** Opening Input data block **

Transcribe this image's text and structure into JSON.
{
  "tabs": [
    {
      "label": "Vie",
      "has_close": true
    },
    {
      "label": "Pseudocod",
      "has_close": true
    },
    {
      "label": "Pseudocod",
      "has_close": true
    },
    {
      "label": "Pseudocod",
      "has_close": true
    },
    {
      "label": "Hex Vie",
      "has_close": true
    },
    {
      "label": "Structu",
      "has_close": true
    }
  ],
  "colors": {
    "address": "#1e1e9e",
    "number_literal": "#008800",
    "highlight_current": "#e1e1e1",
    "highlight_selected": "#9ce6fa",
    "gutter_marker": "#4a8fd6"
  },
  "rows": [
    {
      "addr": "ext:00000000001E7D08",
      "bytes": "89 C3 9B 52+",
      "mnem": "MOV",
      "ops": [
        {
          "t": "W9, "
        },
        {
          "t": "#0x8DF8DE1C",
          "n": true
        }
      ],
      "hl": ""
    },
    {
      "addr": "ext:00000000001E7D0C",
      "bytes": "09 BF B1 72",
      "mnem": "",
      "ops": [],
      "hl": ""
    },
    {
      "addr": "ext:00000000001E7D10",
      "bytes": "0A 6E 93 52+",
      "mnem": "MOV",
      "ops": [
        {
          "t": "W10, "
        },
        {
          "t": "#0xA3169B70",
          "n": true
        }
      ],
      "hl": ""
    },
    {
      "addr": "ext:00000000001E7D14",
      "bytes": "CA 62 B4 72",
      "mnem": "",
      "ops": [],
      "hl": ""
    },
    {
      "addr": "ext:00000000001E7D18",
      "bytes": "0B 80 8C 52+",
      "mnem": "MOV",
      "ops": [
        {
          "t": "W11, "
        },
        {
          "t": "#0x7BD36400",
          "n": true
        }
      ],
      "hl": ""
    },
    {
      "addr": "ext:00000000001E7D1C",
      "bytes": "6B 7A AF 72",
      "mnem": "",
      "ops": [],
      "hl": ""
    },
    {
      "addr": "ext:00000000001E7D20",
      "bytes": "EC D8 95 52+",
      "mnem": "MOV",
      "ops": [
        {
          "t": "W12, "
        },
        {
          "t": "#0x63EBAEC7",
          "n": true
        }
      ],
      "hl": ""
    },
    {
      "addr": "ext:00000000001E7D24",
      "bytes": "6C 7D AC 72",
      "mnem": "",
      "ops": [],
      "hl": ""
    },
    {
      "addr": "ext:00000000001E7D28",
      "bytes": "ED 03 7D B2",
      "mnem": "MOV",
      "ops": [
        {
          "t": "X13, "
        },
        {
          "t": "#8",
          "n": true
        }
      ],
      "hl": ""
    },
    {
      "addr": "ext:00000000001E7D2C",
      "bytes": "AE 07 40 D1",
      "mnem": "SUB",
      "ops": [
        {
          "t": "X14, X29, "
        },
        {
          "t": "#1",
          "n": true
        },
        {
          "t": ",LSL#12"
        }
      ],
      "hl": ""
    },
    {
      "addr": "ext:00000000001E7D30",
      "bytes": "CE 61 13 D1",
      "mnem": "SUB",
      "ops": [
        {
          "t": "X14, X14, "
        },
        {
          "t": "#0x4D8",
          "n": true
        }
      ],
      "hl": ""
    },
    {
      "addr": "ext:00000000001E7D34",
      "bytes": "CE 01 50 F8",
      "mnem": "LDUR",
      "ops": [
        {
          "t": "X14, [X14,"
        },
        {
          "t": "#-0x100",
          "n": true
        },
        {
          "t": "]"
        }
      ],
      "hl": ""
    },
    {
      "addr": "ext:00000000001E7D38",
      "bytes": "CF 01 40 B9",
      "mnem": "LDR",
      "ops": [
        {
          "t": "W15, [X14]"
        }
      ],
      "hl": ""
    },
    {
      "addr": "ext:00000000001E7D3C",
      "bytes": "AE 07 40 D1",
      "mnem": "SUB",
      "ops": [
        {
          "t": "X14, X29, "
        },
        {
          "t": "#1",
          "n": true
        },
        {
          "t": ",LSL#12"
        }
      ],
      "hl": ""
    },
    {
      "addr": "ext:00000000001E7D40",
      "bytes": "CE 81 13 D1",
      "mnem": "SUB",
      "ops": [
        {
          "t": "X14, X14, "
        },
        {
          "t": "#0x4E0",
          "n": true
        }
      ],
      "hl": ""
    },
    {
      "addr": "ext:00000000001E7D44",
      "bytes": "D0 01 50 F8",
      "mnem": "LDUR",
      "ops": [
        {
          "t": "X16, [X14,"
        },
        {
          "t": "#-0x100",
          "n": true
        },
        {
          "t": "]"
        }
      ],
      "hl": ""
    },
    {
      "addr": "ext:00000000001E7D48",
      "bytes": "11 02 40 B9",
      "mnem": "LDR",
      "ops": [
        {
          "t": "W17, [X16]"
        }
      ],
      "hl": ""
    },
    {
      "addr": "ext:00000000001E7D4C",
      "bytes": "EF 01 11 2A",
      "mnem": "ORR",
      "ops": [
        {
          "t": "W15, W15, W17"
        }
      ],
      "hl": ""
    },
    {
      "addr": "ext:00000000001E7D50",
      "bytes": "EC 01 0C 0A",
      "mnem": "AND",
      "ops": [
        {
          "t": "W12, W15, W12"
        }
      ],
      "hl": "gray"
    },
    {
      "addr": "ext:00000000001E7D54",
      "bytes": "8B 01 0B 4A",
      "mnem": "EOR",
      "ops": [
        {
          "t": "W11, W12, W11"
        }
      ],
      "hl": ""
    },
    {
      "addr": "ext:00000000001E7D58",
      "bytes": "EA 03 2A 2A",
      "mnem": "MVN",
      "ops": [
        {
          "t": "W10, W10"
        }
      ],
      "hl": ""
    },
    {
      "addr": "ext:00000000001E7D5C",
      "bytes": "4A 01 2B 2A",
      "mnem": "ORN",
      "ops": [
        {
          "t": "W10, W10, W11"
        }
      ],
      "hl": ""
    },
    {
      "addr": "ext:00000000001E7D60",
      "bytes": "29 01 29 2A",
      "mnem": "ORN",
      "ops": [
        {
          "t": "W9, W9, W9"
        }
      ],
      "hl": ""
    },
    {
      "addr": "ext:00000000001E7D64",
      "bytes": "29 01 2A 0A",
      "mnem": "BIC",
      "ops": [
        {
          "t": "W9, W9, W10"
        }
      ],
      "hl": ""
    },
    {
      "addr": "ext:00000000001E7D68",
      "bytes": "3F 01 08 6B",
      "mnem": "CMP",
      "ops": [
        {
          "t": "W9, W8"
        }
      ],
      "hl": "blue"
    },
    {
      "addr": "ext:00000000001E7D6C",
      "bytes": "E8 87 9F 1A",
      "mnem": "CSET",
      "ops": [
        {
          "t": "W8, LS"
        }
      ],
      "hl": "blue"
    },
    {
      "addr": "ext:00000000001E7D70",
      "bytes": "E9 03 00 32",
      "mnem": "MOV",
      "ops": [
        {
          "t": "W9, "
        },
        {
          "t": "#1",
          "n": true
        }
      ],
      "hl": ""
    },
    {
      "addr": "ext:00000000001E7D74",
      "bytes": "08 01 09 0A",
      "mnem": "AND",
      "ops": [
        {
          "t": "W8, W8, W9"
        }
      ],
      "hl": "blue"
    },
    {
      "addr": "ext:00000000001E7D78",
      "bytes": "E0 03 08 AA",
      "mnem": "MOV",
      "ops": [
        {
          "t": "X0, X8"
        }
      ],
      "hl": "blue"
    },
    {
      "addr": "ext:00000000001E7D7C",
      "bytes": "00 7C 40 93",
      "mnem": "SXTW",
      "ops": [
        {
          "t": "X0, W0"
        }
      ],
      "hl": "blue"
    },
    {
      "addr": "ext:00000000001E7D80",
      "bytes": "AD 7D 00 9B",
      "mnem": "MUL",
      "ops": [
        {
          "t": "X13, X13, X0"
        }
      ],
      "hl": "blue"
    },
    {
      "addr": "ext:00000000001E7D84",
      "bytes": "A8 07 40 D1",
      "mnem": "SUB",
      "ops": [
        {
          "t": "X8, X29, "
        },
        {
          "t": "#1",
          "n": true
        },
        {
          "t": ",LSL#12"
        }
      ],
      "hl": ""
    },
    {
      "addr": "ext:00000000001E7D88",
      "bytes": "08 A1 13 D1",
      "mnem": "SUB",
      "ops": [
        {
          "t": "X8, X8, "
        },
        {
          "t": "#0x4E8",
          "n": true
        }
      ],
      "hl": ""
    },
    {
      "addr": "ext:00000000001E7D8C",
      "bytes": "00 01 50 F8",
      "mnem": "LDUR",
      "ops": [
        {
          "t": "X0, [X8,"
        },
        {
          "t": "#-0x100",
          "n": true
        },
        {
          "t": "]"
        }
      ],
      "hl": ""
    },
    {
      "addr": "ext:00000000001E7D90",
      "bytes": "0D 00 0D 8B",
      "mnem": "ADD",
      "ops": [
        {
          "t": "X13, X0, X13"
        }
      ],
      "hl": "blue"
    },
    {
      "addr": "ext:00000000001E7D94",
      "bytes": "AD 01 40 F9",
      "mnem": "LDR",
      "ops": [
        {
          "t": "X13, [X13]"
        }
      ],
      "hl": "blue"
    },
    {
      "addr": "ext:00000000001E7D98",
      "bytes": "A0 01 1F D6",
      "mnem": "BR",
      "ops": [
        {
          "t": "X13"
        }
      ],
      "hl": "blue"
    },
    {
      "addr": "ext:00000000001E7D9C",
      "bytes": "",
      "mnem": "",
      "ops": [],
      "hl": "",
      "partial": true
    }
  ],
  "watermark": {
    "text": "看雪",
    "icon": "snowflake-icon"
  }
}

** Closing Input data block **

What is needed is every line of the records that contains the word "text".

Transcribe this image's text and structure into JSON.
    "text": "看雪",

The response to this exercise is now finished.